Some of us learned basic anatomy in school, but we didn’t learn functional movements, nor did we practice them. Long gone are the deportment classes where you walked with a block on your head. When I tell people that we teach walking they respond with surprise – don’t we know how to walk? Well, when you have a little baby you’re going to teach her how to use a fork, you’re going to teach him how to zip up his pants. The day they stand up to walk you simply say, “Yaaaay!” and then leave them to their own devices. Usually we learn our walking and other functional movements by imitation. We tend to imitate those we bond with, usually our parents – but also grandparents, babysitters, aunts and uncles. Our first movements are always about who was closest to us. So we essentially walk how our parents walk. I have seen instances of kids needing occupational therapy because their father is gimpy and the kid starts walking with that kind of limp.
This means that if you have a mother who has sciatica and you love your mother and walk like her, you’re likely to have sciatica later in life. The flip side is if you are a mother with sciatica and you have a two-year-old daughter, you have incentive to not only get out of your pain but also spare your daughter a lifetime of your unhealthy conditioned patterns that she’ll learn.
From our perspective, if you have good posture and walking patterns then everything is good. You’re going to breathe well; you’re going to have good blood flow; you’re going to have good nervous energy; you’re going to be happier about life. No joke. You’ll probably love your dog more. Everything works when you have good posture and walking patterns. If you walk and stand well, you are going to minimize the wear and tear on the body. You’ll minimize the likelihood of chronic injuries and the likelihood of poor conditioned patterns. You won’t do as much compensating for injuries or imbalanced muscles. You’ll be more fully evolved!
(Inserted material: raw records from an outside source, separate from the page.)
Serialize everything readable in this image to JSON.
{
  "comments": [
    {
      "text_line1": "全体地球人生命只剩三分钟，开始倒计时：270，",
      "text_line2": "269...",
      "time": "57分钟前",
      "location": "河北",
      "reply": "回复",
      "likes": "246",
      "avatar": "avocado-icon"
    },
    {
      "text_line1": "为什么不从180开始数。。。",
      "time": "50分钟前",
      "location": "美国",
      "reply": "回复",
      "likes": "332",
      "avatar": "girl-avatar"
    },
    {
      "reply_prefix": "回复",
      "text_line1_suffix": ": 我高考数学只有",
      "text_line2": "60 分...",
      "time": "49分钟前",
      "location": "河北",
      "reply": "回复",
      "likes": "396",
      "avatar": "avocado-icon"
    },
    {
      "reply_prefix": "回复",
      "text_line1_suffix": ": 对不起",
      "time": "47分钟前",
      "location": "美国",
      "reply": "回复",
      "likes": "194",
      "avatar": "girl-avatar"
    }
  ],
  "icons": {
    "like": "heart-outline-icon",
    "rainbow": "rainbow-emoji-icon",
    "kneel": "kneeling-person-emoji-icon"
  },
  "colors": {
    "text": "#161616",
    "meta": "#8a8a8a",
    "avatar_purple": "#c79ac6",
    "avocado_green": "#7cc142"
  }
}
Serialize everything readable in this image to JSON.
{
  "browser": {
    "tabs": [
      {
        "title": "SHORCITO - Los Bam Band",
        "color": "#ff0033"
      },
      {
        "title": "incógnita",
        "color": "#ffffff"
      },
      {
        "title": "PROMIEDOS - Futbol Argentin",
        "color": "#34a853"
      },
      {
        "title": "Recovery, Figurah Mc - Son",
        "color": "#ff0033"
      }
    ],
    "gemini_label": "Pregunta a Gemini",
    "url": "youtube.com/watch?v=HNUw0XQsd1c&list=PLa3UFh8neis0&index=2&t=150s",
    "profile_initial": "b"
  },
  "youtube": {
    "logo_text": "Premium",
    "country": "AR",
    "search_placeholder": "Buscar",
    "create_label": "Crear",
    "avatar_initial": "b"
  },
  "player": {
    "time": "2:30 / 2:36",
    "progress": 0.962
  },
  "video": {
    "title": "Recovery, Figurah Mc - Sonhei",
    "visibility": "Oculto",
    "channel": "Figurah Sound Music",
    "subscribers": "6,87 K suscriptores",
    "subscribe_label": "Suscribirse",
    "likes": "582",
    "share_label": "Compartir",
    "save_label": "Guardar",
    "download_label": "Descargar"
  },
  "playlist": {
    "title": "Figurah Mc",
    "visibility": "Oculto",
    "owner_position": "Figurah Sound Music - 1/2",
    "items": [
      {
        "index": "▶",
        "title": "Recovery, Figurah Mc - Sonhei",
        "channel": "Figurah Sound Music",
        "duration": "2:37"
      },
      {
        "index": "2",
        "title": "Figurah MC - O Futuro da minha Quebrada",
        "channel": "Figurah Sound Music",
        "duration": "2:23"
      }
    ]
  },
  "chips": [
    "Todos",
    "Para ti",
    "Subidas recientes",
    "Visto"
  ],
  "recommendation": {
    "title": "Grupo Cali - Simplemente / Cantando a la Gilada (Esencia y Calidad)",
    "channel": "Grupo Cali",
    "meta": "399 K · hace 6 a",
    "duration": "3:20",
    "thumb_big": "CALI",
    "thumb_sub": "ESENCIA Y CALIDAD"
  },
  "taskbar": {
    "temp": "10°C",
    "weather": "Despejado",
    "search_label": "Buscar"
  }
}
Originally posted 2011-06-04 13:01:24. Republished by Blog Post Promoter